Wednesday was busy. Morro do Pai Inacio and the Rio Mucugêzinho in the morning followed by a swim at Riberāo de Baixo,  outside Lençóis in the afternoon.

The Morro do Pai Inacio is one of the sources of picture postcard views of Chapada Diamantina and it is obvious why; from the top you can see everything. In every direction you have amazing views. The trail up to the summit from the car park was about 300 metres and was steep but not overly challenging; hot obviously but that made the light breeze at the summit even more pleasant. Again, words can’t describe the views and you could sit there for hours just looking.

Morro de Pai Inacio
Park entrance
View of the trail up
Junior, Anisia, Chris and Valeria


Only half way up !

The summit.

Having reached the summit, Junior told us the tale of Pai Inacio,  which he freely admitted was made up by the guides.  The short version is as follows. The beautiful daughter of the Coronel from Lençóis fell in love with Inaçio, one of the slaves in her father’s diamond mine. You can piece the rest together so we’ll skip to the end when Inacio is tracked to the top of the mountain that now bears his name. Inacio,  for some reason carrying and umbrella, told the Coronel he’d rather give himself to the hands of nature, than into the hands of the Coronel, and promptly jumped. At this point Junior did the same! Some what unexpected but a good way to deliver a punch line.  As Junior has told this tale a few times it was obvious there was a ledge below and it ran around part of the summit so he could come up behind us, so demonstrating how Inaçio,  escaped the Coronel, stole a horse, got the girl, and the diamonds. Fun story but we’re no wiser as to who Father Inacio actually was!







Even on the trail up when you can’t see above the bushes the scenery is amazing.  The photos can only hint at the scale and beauty of the place and it was well worth the trek.

Our next stop was to be a short drive away and another trail along the Rio Mucugézinho, but that will have to be the next post.



Chapada Diamantina

Chapada Diamantina is a mountainous region in the middle of Bahia State and to call it an area of out standing naural beauty doesn’t really do it justice.  We based ourselves in Lençóis on the east side of the park for fours days before moving on to Mucuge, a town a couple of hours further south.

The area, being in the hard to access ‘interior’ was largely unknown until 1710 when gold was discovered.  The gold rush as such only lasted for about a hundred years and by the early part of the 19th century the population of the region declined with the gold reserves. However, in 1844, things changed when diamonds were discovered. (Makes you wonder how the gold prospectors missed them!) Anyway in 1844 a prospector and mule train operator found two large diamonds in his mules pasture on the Mucuge River, and over the next few days he picked up over 100 carats worth of stones.  The secret of the location didn’t last obviously and overnight prospectors were filling their hats with diamonds!  The population returned and everything was good until diamonds were discovered in South Africa and diamond prices dropped like a stone.

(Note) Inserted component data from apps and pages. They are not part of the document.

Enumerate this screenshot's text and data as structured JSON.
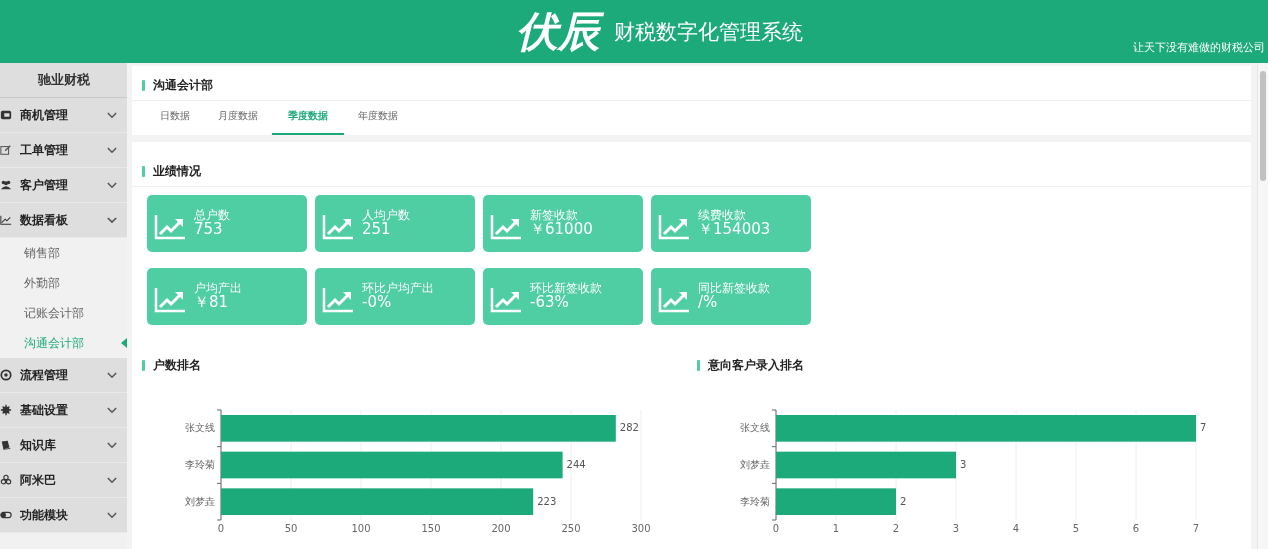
{
  "header": {
    "logo": "伏辰",
    "system_title": "财税数字化管理系统",
    "slogan": "让天下没有难做的财税公司"
  },
  "sidebar": {
    "title": "驰业财税",
    "items": [
      {
        "label": "商机管理",
        "expanded": false
      },
      {
        "label": "工单管理",
        "expanded": false
      },
      {
        "label": "客户管理",
        "expanded": false
      },
      {
        "label": "数据看板",
        "expanded": true,
        "children": [
          {
            "label": "销售部",
            "selected": false
          },
          {
            "label": "外勤部",
            "selected": false
          },
          {
            "label": "记账会计部",
            "selected": false
          },
          {
            "label": "沟通会计部",
            "selected": true
          }
        ]
      },
      {
        "label": "流程管理",
        "expanded": false
      },
      {
        "label": "基础设置",
        "expanded": false
      },
      {
        "label": "知识库",
        "expanded": false
      },
      {
        "label": "阿米巴",
        "expanded": false
      },
      {
        "label": "功能模块",
        "expanded": false
      }
    ]
  },
  "department": {
    "title": "沟通会计部",
    "tabs": [
      {
        "label": "日数据",
        "selected": false
      },
      {
        "label": "月度数据",
        "selected": false
      },
      {
        "label": "季度数据",
        "selected": true
      },
      {
        "label": "年度数据",
        "selected": false
      }
    ]
  },
  "performance": {
    "title": "业绩情况",
    "cards": [
      {
        "label": "总户数",
        "value": "753"
      },
      {
        "label": "人均户数",
        "value": "251"
      },
      {
        "label": "新签收款",
        "value": "￥61000"
      },
      {
        "label": "续费收款",
        "value": "￥154003"
      },
      {
        "label": "户均产出",
        "value": "￥81"
      },
      {
        "label": "环比户均产出",
        "value": "-0%"
      },
      {
        "label": "环比新签收款",
        "value": "-63%"
      },
      {
        "label": "同比新签收款",
        "value": "/%"
      }
    ]
  },
  "rankings": [
    {
      "title": "户数排名",
      "chart_data": {
        "type": "bar",
        "orientation": "horizontal",
        "categories": [
          "张文线",
          "李玲菊",
          "刘梦垚"
        ],
        "series": [
          {
            "color": "#1daa7a",
            "values": [
              282,
              244,
              223
            ]
          }
        ],
        "grid": true,
        "xlim": [
          0,
          300
        ],
        "xticks": [
          0,
          50,
          100,
          150,
          200,
          250,
          300
        ],
        "data_labels": true
      }
    },
    {
      "title": "意向客户录入排名",
      "chart_data": {
        "type": "bar",
        "orientation": "horizontal",
        "categories": [
          "张文线",
          "刘梦垚",
          "李玲菊"
        ],
        "series": [
          {
            "color": "#1daa7a",
            "values": [
              7,
              3,
              2
            ]
          }
        ],
        "grid": true,
        "xlim": [
          0,
          7
        ],
        "xticks": [
          0,
          1,
          2,
          3,
          4,
          5,
          6,
          7
        ],
        "data_labels": true
      }
    }
  ]
}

Lençóis was the hub of the diamond export trade and in its heyday even had a French embassy. Now the entire area is a National Park, created in 1985, and many of the towns have national monument status. Tourism is now the major business of the area, and you can see why; the scenery is amazing …. It is easy to run out of superlatives to describe the scenery, so i’ll just stop at amazing.

(I took most of this information from  ‘Chapada Diamantina’, a book by Rodrigo Galvão. )